Work request - Report every line from the following entries that contains the string "screenshot".

[Items from an interface collection]
------
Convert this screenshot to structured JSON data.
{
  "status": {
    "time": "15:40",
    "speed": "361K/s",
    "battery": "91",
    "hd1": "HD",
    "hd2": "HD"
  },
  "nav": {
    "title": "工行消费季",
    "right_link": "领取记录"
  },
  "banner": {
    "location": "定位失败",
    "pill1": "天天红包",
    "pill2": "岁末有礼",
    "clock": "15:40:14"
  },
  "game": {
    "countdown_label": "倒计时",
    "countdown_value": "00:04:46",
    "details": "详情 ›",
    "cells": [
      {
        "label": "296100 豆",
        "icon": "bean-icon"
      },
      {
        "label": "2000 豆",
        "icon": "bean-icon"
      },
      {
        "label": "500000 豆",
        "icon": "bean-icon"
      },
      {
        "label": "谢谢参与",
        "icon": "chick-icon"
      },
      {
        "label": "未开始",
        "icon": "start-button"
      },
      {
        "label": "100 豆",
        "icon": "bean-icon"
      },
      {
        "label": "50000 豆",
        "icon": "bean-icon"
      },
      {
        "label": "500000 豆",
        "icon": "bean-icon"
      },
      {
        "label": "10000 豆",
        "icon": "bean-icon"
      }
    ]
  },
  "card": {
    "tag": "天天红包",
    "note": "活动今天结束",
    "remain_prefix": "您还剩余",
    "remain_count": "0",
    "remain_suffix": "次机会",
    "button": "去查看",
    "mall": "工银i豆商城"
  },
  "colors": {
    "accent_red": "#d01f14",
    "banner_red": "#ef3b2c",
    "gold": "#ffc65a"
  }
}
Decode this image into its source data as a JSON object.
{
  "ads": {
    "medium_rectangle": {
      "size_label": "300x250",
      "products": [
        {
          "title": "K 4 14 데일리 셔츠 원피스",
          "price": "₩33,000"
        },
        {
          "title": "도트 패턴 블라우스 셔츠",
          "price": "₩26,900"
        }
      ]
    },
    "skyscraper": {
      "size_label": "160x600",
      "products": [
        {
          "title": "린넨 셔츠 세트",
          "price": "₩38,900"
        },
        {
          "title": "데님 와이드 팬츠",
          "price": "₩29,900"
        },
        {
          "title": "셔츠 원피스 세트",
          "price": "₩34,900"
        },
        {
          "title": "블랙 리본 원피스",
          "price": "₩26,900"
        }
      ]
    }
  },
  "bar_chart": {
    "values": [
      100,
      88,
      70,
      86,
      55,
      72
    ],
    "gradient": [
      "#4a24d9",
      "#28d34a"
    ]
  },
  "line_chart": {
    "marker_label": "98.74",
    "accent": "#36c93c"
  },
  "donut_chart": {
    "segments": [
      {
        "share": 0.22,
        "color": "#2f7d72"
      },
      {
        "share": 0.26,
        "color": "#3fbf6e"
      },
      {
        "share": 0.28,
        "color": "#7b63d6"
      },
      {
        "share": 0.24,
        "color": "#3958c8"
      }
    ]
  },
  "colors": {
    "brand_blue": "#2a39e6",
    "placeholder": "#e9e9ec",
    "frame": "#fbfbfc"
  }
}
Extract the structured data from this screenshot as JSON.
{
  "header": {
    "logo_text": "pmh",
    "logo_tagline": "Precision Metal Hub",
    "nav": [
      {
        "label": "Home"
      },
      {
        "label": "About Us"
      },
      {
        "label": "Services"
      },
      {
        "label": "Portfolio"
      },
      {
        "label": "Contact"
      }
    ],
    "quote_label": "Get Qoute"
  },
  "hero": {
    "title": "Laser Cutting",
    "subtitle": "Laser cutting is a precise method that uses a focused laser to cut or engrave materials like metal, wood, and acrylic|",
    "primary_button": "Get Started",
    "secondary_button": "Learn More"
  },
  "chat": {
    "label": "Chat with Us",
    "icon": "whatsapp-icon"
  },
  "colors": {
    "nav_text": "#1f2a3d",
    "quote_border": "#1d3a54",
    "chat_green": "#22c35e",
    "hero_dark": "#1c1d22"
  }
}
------
Response area -
Convert this screenshot to structured JSON data.
Extract the structured data from this screenshot as JSON.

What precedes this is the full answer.